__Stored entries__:
☆ ☆ ☆ ☆ ☆
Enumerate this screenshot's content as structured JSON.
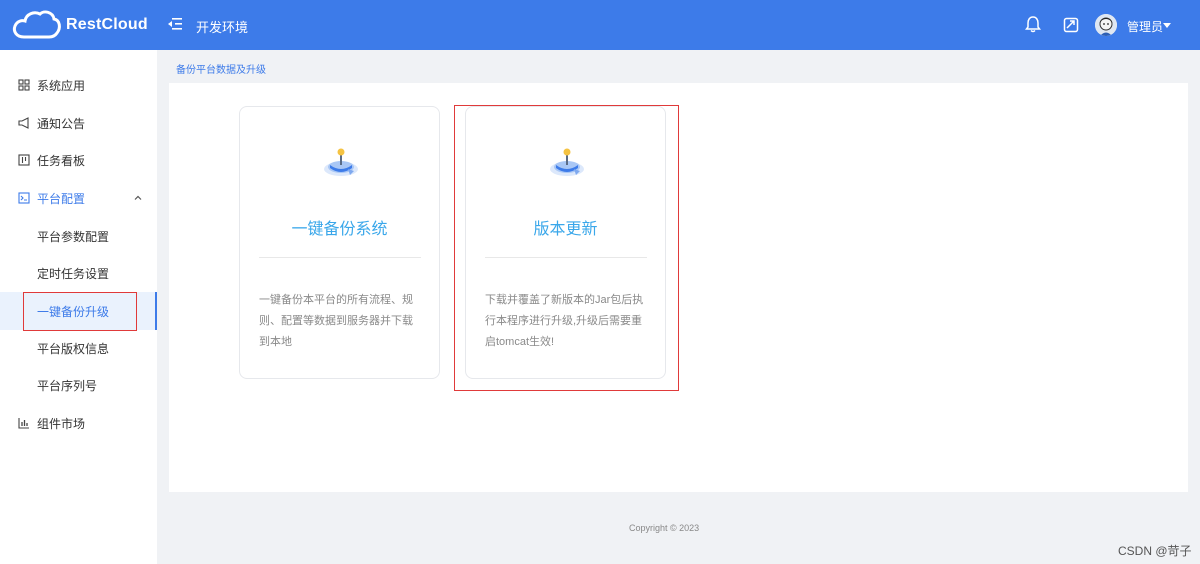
{
  "header": {
    "brand": "RestCloud",
    "env_title": "开发环境",
    "user_name": "管理员"
  },
  "sidebar": {
    "items": [
      {
        "label": "系统应用",
        "icon": "grid-icon"
      },
      {
        "label": "通知公告",
        "icon": "megaphone-icon"
      },
      {
        "label": "任务看板",
        "icon": "kanban-icon"
      },
      {
        "label": "平台配置",
        "icon": "terminal-icon"
      },
      {
        "label": "组件市场",
        "icon": "bar-chart-icon"
      }
    ],
    "sub_items": [
      {
        "label": "平台参数配置"
      },
      {
        "label": "定时任务设置"
      },
      {
        "label": "一键备份升级"
      },
      {
        "label": "平台版权信息"
      },
      {
        "label": "平台序列号"
      }
    ]
  },
  "breadcrumb": "备份平台数据及升级",
  "cards": [
    {
      "title": "一键备份系统",
      "desc": "一键备份本平台的所有流程、规则、配置等数据到服务器并下载到本地"
    },
    {
      "title": "版本更新",
      "desc": "下载并覆盖了新版本的Jar包后执行本程序进行升级,升级后需要重启tomcat生效!"
    }
  ],
  "footer": "Copyright © 2023",
  "watermark": "CSDN @苛子",
  "colors": {
    "brand_blue": "#3d7be9",
    "title_blue": "#3aa7ea",
    "highlight_red": "#e03a3a"
  }
}
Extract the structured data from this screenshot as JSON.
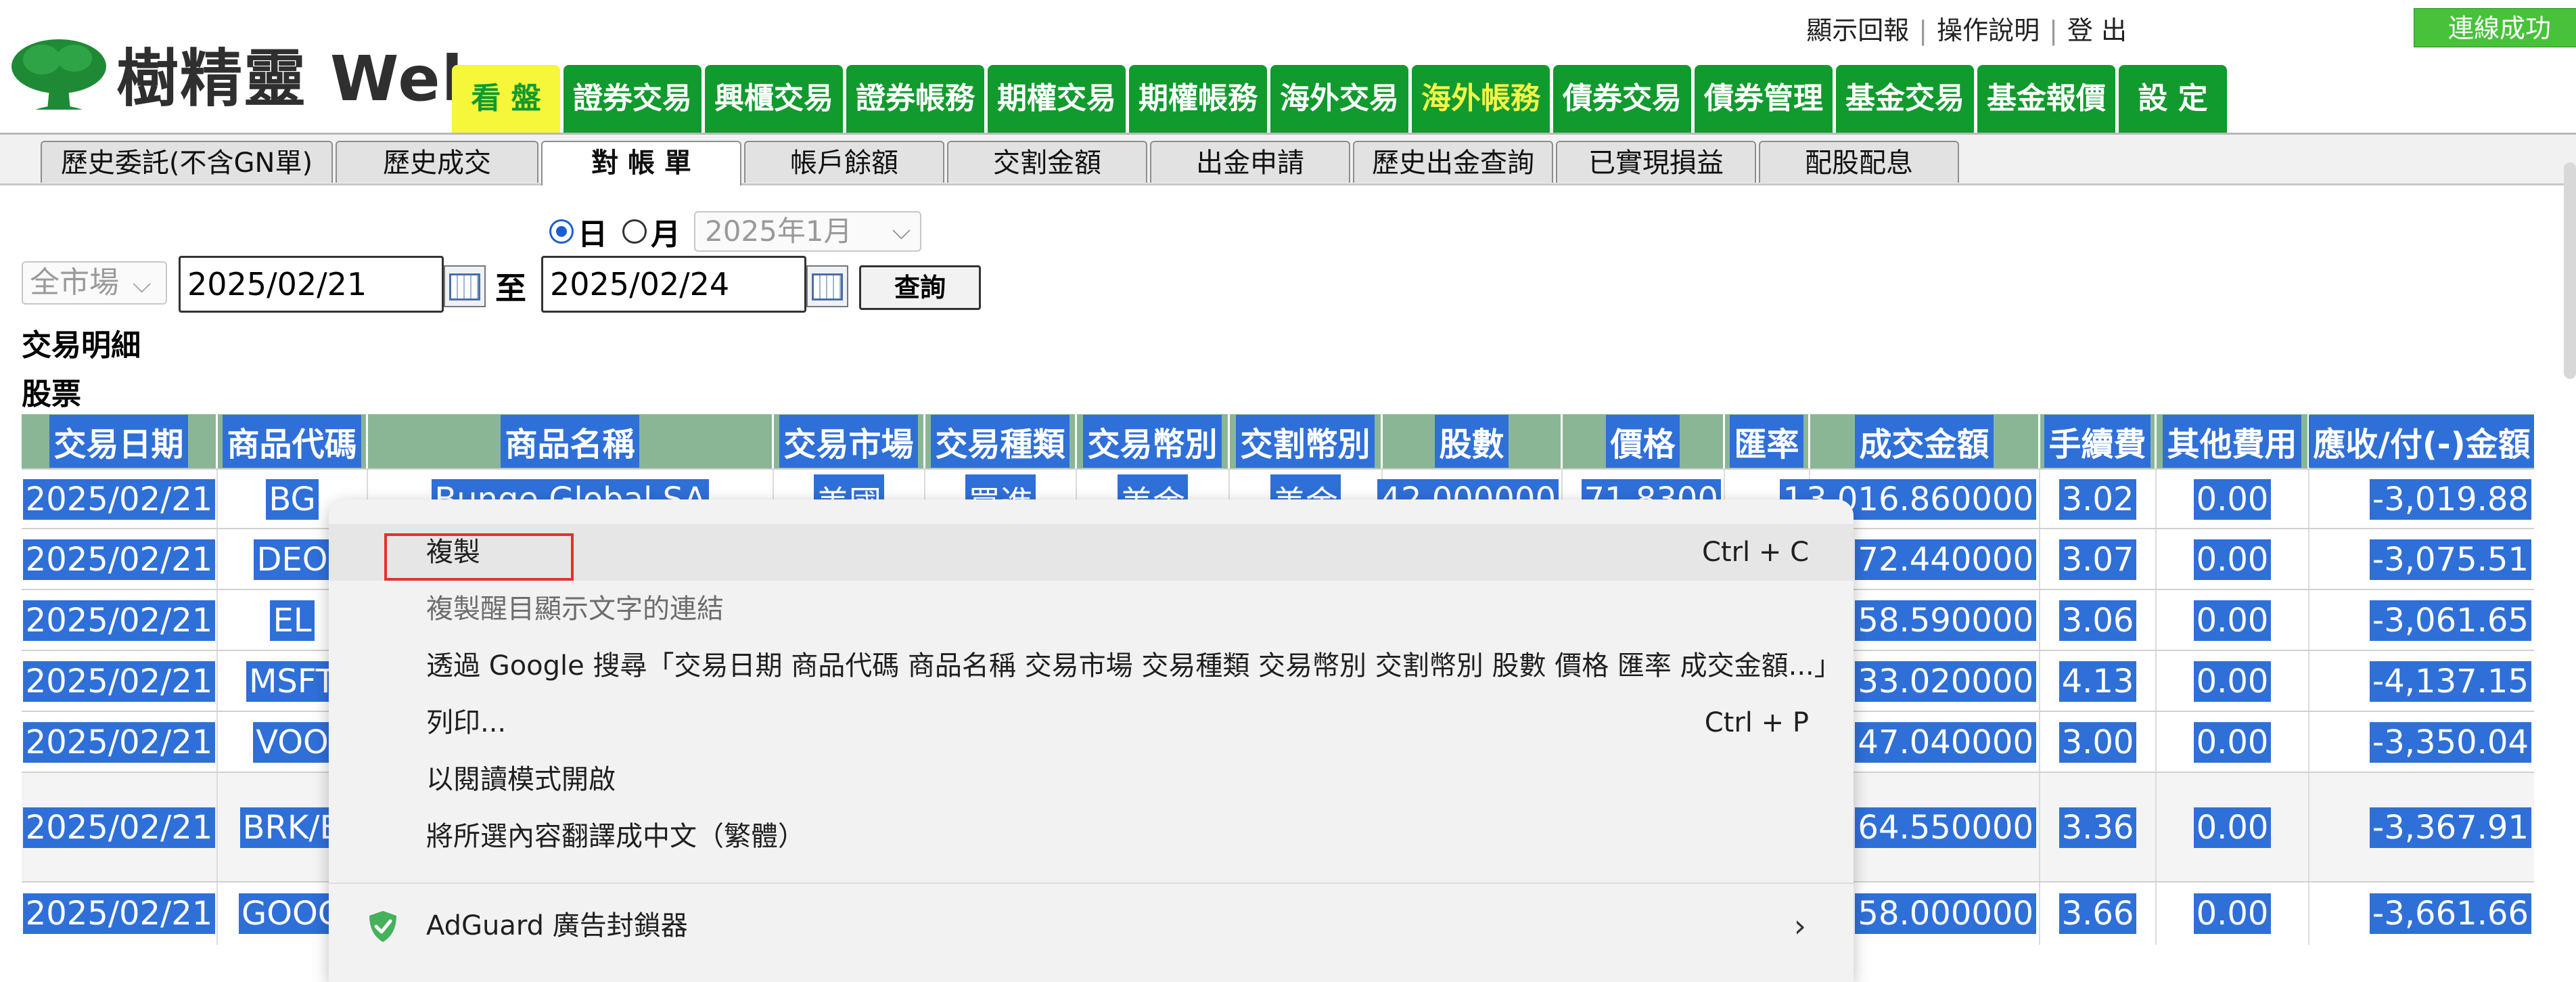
{
  "header": {
    "logo_text": "樹精靈 Web",
    "links": [
      "顯示回報",
      "操作說明",
      "登 出"
    ],
    "connection_status": "連線成功"
  },
  "nav_tabs": [
    {
      "label": "看 盤",
      "style": "yellow-bg"
    },
    {
      "label": "證券交易",
      "style": ""
    },
    {
      "label": "興櫃交易",
      "style": ""
    },
    {
      "label": "證券帳務",
      "style": ""
    },
    {
      "label": "期權交易",
      "style": ""
    },
    {
      "label": "期權帳務",
      "style": ""
    },
    {
      "label": "海外交易",
      "style": ""
    },
    {
      "label": "海外帳務",
      "style": "yellow-text"
    },
    {
      "label": "債券交易",
      "style": ""
    },
    {
      "label": "債券管理",
      "style": ""
    },
    {
      "label": "基金交易",
      "style": ""
    },
    {
      "label": "基金報價",
      "style": ""
    },
    {
      "label": "設 定",
      "style": ""
    }
  ],
  "sub_tabs": [
    {
      "label": "歷史委託(不含GN單)",
      "active": false
    },
    {
      "label": "歷史成交",
      "active": false
    },
    {
      "label": "對 帳 單",
      "active": true
    },
    {
      "label": "帳戶餘額",
      "active": false
    },
    {
      "label": "交割金額",
      "active": false
    },
    {
      "label": "出金申請",
      "active": false
    },
    {
      "label": "歷史出金查詢",
      "active": false
    },
    {
      "label": "已實現損益",
      "active": false
    },
    {
      "label": "配股配息",
      "active": false
    }
  ],
  "filters": {
    "radio_day": "日",
    "radio_month": "月",
    "selected_period": "日",
    "month_select": "2025年1月",
    "market_select": "全市場",
    "date_from": "2025/02/21",
    "to_label": "至",
    "date_to": "2025/02/24",
    "query_button": "查詢"
  },
  "section": {
    "title": "交易明細",
    "subtitle": "股票"
  },
  "table": {
    "headers": [
      "交易日期",
      "商品代碼",
      "商品名稱",
      "交易市場",
      "交易種類",
      "交易幣別",
      "交割幣別",
      "股數",
      "價格",
      "匯率",
      "成交金額",
      "手續費",
      "其他費用",
      "應收/付(-)金額"
    ],
    "rows": [
      {
        "date": "2025/02/21",
        "code": "BG",
        "name": "Bunge Global SA",
        "market": "美國",
        "type": "買進",
        "trade_ccy": "美金",
        "settle_ccy": "美金",
        "shares": "42.000000",
        "price": "71.8300",
        "rate": "1",
        "amount": "3,016.860000",
        "fee": "3.02",
        "other": "0.00",
        "net": "-3,019.88"
      },
      {
        "date": "2025/02/21",
        "code": "DEO",
        "amount_tail": "72.440000",
        "fee": "3.07",
        "other": "0.00",
        "net": "-3,075.51"
      },
      {
        "date": "2025/02/21",
        "code": "EL",
        "amount_tail": "58.590000",
        "fee": "3.06",
        "other": "0.00",
        "net": "-3,061.65"
      },
      {
        "date": "2025/02/21",
        "code": "MSFT",
        "amount_tail": "33.020000",
        "fee": "4.13",
        "other": "0.00",
        "net": "-4,137.15"
      },
      {
        "date": "2025/02/21",
        "code": "VOO",
        "amount_tail": "47.040000",
        "fee": "3.00",
        "other": "0.00",
        "net": "-3,350.04"
      },
      {
        "date": "2025/02/21",
        "code": "BRK/B",
        "amount_tail": "64.550000",
        "fee": "3.36",
        "other": "0.00",
        "net": "-3,367.91"
      },
      {
        "date": "2025/02/21",
        "code": "GOOG",
        "amount_tail": "58.000000",
        "fee": "3.66",
        "other": "0.00",
        "net": "-3,661.66"
      }
    ]
  },
  "context_menu": {
    "items": [
      {
        "label": "複製",
        "shortcut": "Ctrl + C"
      },
      {
        "label": "複製醒目顯示文字的連結",
        "shortcut": ""
      },
      {
        "label": "透過 Google 搜尋「交易日期 商品代碼 商品名稱 交易市場 交易種類 交易幣別 交割幣別 股數 價格 匯率 成交金額...」",
        "shortcut": ""
      },
      {
        "label": "列印...",
        "shortcut": "Ctrl + P"
      },
      {
        "label": "以閱讀模式開啟",
        "shortcut": ""
      },
      {
        "label": "將所選內容翻譯成中文（繁體）",
        "shortcut": ""
      },
      {
        "label": "AdGuard 廣告封鎖器",
        "shortcut": ""
      }
    ]
  },
  "colors": {
    "nav_green": "#119a2e",
    "selection_blue": "#2f6fd8",
    "header_row_green": "#8bb696",
    "highlight_box_red": "#e0332b",
    "connected_green": "#47c23a"
  }
}
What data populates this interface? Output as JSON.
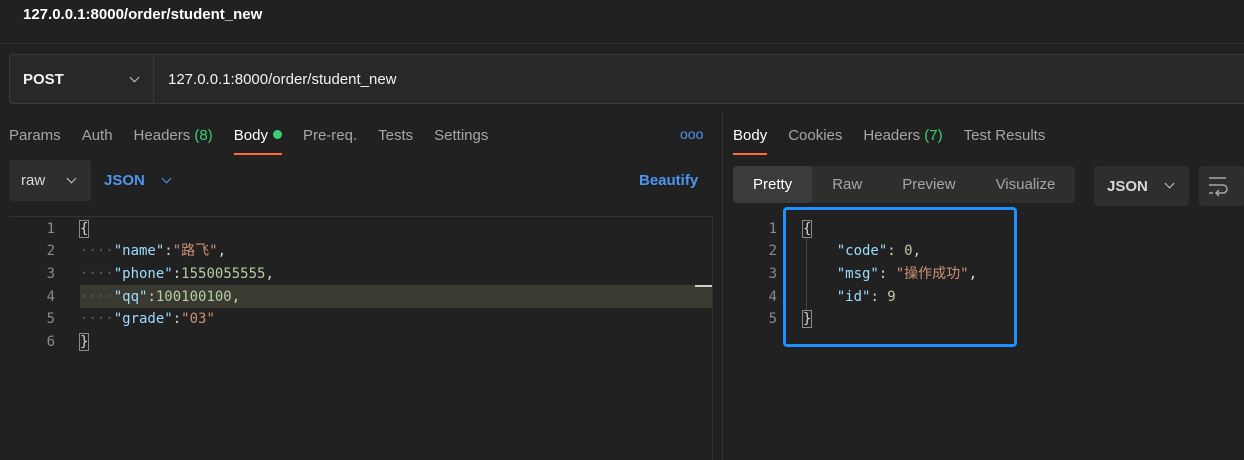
{
  "window": {
    "title": "127.0.0.1:8000/order/student_new"
  },
  "request": {
    "method": "POST",
    "url": "127.0.0.1:8000/order/student_new",
    "tabs": [
      {
        "label": "Params"
      },
      {
        "label": "Auth"
      },
      {
        "label": "Headers",
        "count": "(8)"
      },
      {
        "label": "Body",
        "active": true
      },
      {
        "label": "Pre-req."
      },
      {
        "label": "Tests"
      },
      {
        "label": "Settings"
      }
    ],
    "more_label": "ooo",
    "body_mode": "raw",
    "body_format": "JSON",
    "beautify_label": "Beautify",
    "line_numbers": [
      "1",
      "2",
      "3",
      "4",
      "5",
      "6"
    ],
    "code": {
      "l1": "{",
      "l2_key": "\"name\"",
      "l2_val": "\"路飞\"",
      "l3_key": "\"phone\"",
      "l3_val": "1550055555",
      "l4_key": "\"qq\"",
      "l4_val": "100100100",
      "l5_key": "\"grade\"",
      "l5_val": "\"03\"",
      "l6": "}"
    }
  },
  "response": {
    "tabs": [
      {
        "label": "Body",
        "active": true
      },
      {
        "label": "Cookies"
      },
      {
        "label": "Headers",
        "count": "(7)"
      },
      {
        "label": "Test Results"
      }
    ],
    "view_modes": [
      "Pretty",
      "Raw",
      "Preview",
      "Visualize"
    ],
    "format": "JSON",
    "line_numbers": [
      "1",
      "2",
      "3",
      "4",
      "5"
    ],
    "code": {
      "l1": "{",
      "l2_key": "\"code\"",
      "l2_val": "0",
      "l3_key": "\"msg\"",
      "l3_val": "\"操作成功\"",
      "l4_key": "\"id\"",
      "l4_val": "9",
      "l5": "}"
    }
  },
  "colors": {
    "accent_tab": "#ff6c37",
    "link_blue": "#4e95f0",
    "count_green": "#3ccf72",
    "highlight_box": "#1e90ff"
  }
}
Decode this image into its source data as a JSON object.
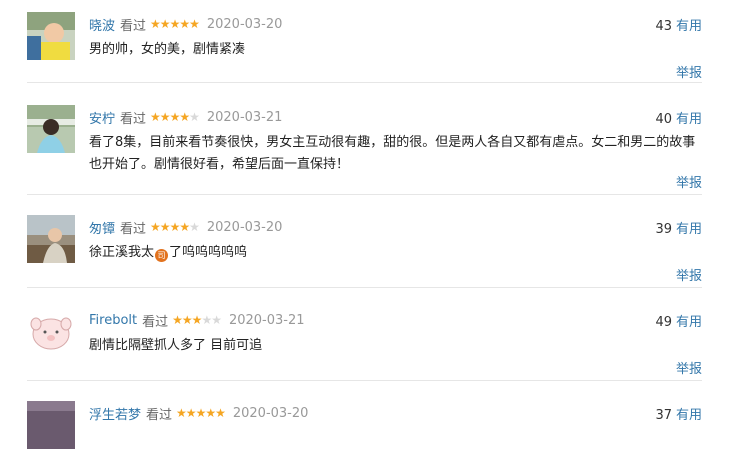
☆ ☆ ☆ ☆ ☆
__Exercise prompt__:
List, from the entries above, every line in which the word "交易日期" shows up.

__Reply to the task__:
      "交易日期",
        "label": "透過 Google 搜尋「交易日期 商品代碼 商品名稱 交易市場 交易種類 交易幣別 交割幣別 股數 價格 匯率 成交金額...」",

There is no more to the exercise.